How many separate lines in this material contain the string "heading"? Respond with the number alone.

╭─ PROVIDED RECORDS

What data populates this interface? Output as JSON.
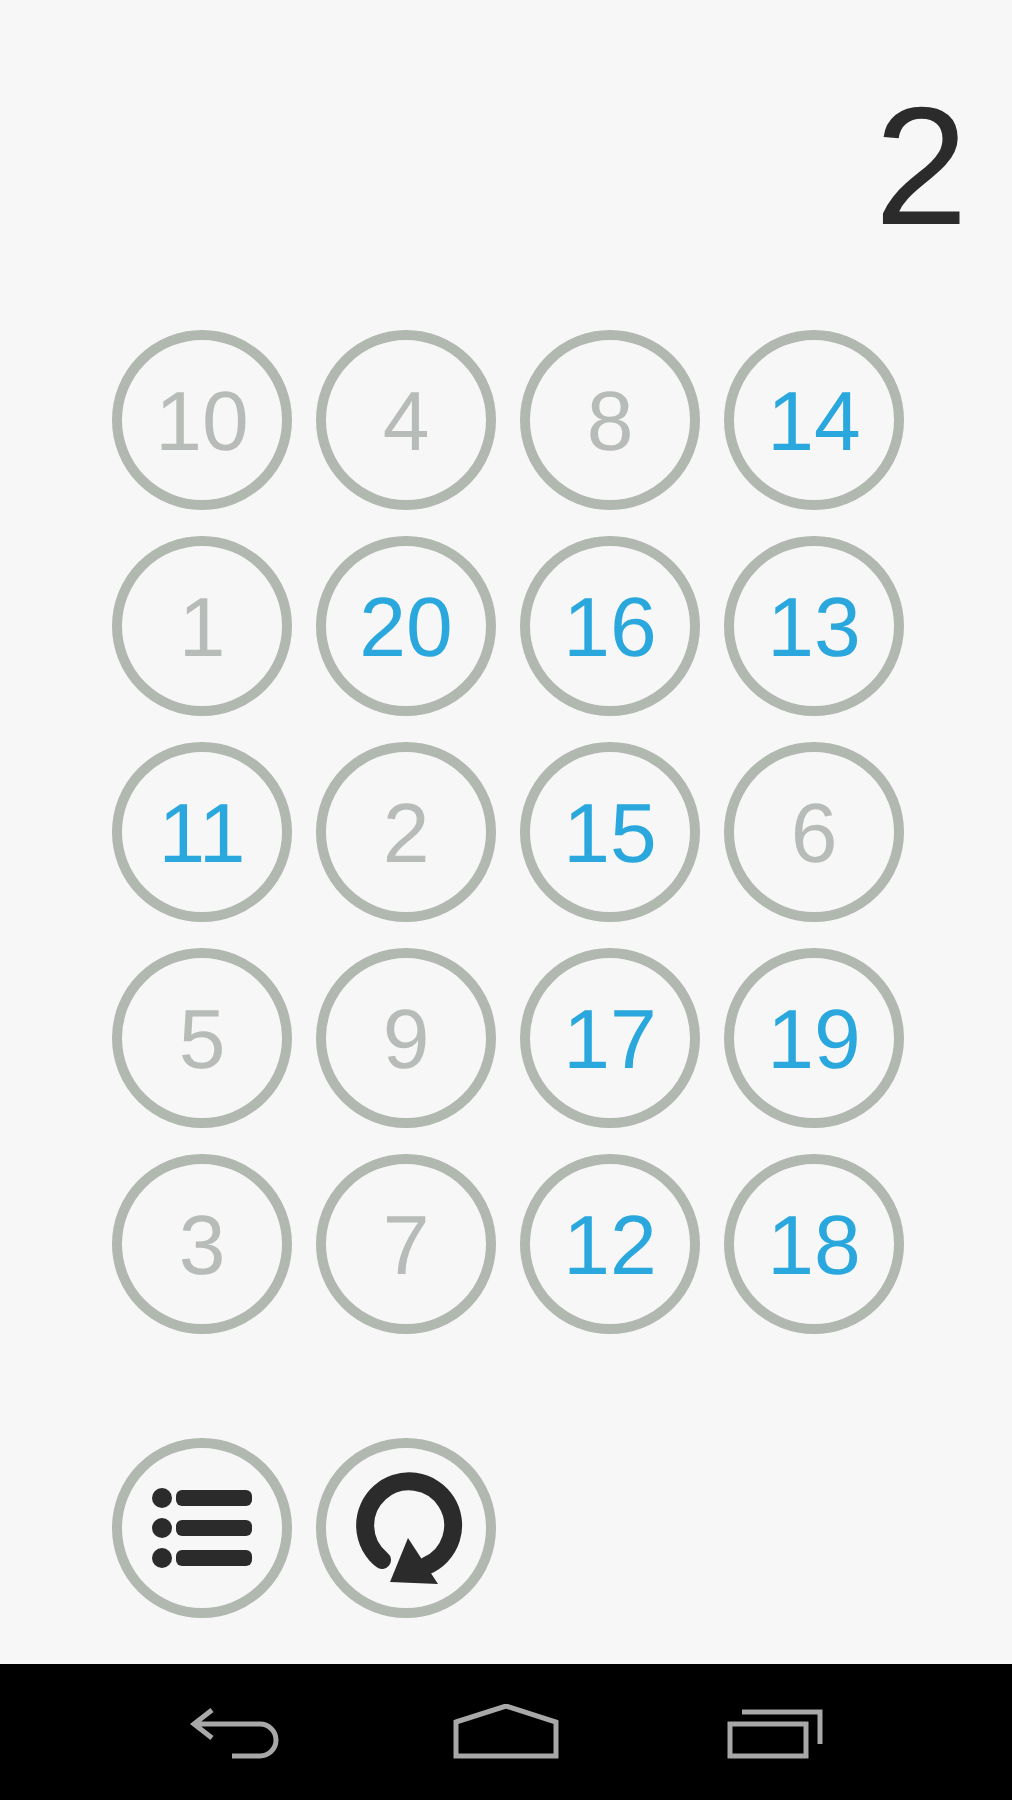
{
  "score": "2",
  "tiles": [
    {
      "label": "10",
      "highlighted": false
    },
    {
      "label": "4",
      "highlighted": false
    },
    {
      "label": "8",
      "highlighted": false
    },
    {
      "label": "14",
      "highlighted": true
    },
    {
      "label": "1",
      "highlighted": false
    },
    {
      "label": "20",
      "highlighted": true
    },
    {
      "label": "16",
      "highlighted": true
    },
    {
      "label": "13",
      "highlighted": true
    },
    {
      "label": "11",
      "highlighted": true
    },
    {
      "label": "2",
      "highlighted": false
    },
    {
      "label": "15",
      "highlighted": true
    },
    {
      "label": "6",
      "highlighted": false
    },
    {
      "label": "5",
      "highlighted": false
    },
    {
      "label": "9",
      "highlighted": false
    },
    {
      "label": "17",
      "highlighted": true
    },
    {
      "label": "19",
      "highlighted": true
    },
    {
      "label": "3",
      "highlighted": false
    },
    {
      "label": "7",
      "highlighted": false
    },
    {
      "label": "12",
      "highlighted": true
    },
    {
      "label": "18",
      "highlighted": true
    }
  ],
  "actions": [
    {
      "kind": "list"
    },
    {
      "kind": "restart"
    }
  ],
  "nav_bar": [
    {
      "kind": "back"
    },
    {
      "kind": "home"
    },
    {
      "kind": "recents"
    }
  ]
}
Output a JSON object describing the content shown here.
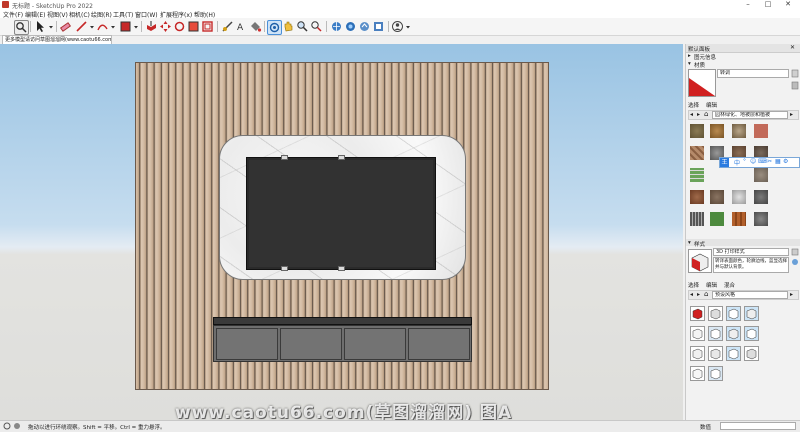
{
  "window": {
    "title": "无标题 - SketchUp Pro 2022"
  },
  "menu": [
    "文件(F)",
    "编辑(E)",
    "视图(V)",
    "相机(C)",
    "绘图(R)",
    "工具(T)",
    "窗口(W)",
    "扩展程序(x)",
    "帮助(H)"
  ],
  "scene_tab": "更多模型请访问草图溜溜网(www.caotu66.com)",
  "right_panel": {
    "default_tray": "默认面板",
    "sections": {
      "layers": "图元信息",
      "materials": "材质",
      "styles": "样式"
    },
    "material_name": "转调",
    "tab_select": "选择",
    "tab_edit": "编辑",
    "tab_mix": "混合",
    "material_library": "园林绿化、地被层和植被",
    "style_title": "3D 打印样式",
    "style_desc": "转译表面颜色，轮廓边线，蓝显选择并与默认背景。",
    "style_library": "预设风格",
    "ime_glyph": "王"
  },
  "status": {
    "text": "拖动以进行环绕观察。Shift = 平移。Ctrl = 重力悬浮。",
    "measure_label": "数值"
  },
  "watermark": "www.caotu66.com(草图溜溜网) 图A",
  "colors": {
    "accent_red": "#d02020",
    "toolbar_blue": "#2c6fb8"
  }
}
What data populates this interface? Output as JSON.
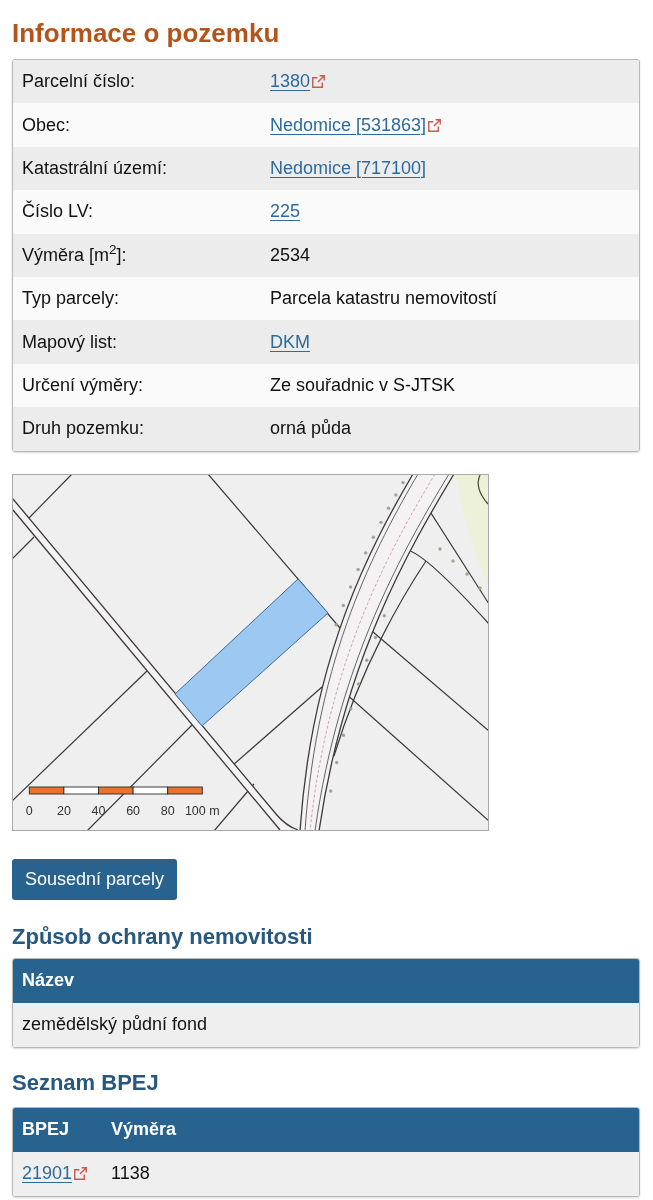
{
  "title": "Informace o pozemku",
  "parcel_info": {
    "rows": [
      {
        "label": "Parcelní číslo:",
        "value": "1380",
        "kind": "external_link"
      },
      {
        "label": "Obec:",
        "value": "Nedomice [531863]",
        "kind": "external_link"
      },
      {
        "label": "Katastrální území:",
        "value": "Nedomice [717100]",
        "kind": "link"
      },
      {
        "label": "Číslo LV:",
        "value": "225",
        "kind": "link"
      },
      {
        "label": "Výměra [m$^{2}$]:",
        "value": "2534",
        "kind": "text"
      },
      {
        "label": "Typ parcely:",
        "value": "Parcela katastru nemovitostí",
        "kind": "text"
      },
      {
        "label": "Mapový list:",
        "value": "DKM",
        "kind": "link"
      },
      {
        "label": "Určení výměry:",
        "value": "Ze souřadnic v S-JTSK",
        "kind": "text"
      },
      {
        "label": "Druh pozemku:",
        "value": "orná půda",
        "kind": "text"
      }
    ]
  },
  "map": {
    "scale_labels": [
      "0",
      "20",
      "40",
      "60",
      "80",
      "100 m"
    ]
  },
  "neighbor_parcels_button": "Sousední parcely",
  "protection": {
    "heading": "Způsob ochrany nemovitosti",
    "columns": [
      "Název"
    ],
    "rows": [
      [
        {
          "text": "zemědělský půdní fond",
          "kind": "text"
        }
      ]
    ]
  },
  "bpej": {
    "heading": "Seznam BPEJ",
    "columns": [
      "BPEJ",
      "Výměra"
    ],
    "rows": [
      [
        {
          "text": "21901",
          "kind": "external_link"
        },
        {
          "text": "1138",
          "kind": "text"
        }
      ]
    ]
  }
}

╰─

» TASK RESPONSE
2